Appeals ruled the patent invalid again in April 2008 Ã‚”š Enola's patentability had now been rejected four times. It was this ruling that the patent owner was trying to overturn in the latest, the fifth and presumably the last, review of the Enola case.
Soon after he won his patent in 1999, Larry Proctor of Colorado, USA, charged that Mexican farmers were infringing his rights by selling yellow beans in the United States and shipments were stopped at the border.

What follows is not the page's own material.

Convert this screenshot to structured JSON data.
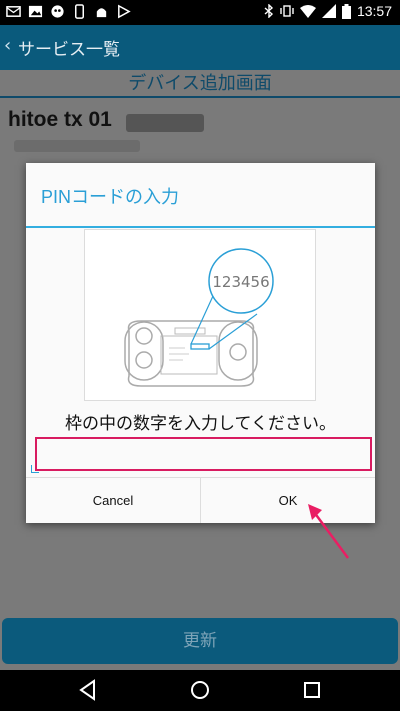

Proctor also sued seed companies and farmers selling or growing the Mexican yellow bean in the United States. "The patent system enabled a holder of an unjust patent to monopolize markets for a decade Ã‚”š farmers and small seed companies can't wait ten years for a patent challenge to be decided," says Silvia Ribeiro from ETC Group's office in Mexico. "A system that favors patent holders at the expense of the common good and takes more than a decade to right an obvious wrong should be considered broken beyond repair."
For more on the long, painful and colorful history of the patenting of Mexico's yellow bean in the United States, see ETC Group's archive at http://www.etcgroup.org/en/archives.html and search for "enola."
For more information:
Phone: +1 919 688 7302
Phone: 011 52 5555 6326 64
Phone: +1 514 273 6661; cell +1 514 629 9236
Phone: +1 613 241 2267; cell +1 613 261 8580
 The Court of Appeals' decision In Re Pod-ners, L.L.C., can be downloaded here: http://www.cafc.uscourts.gov/dailylog.html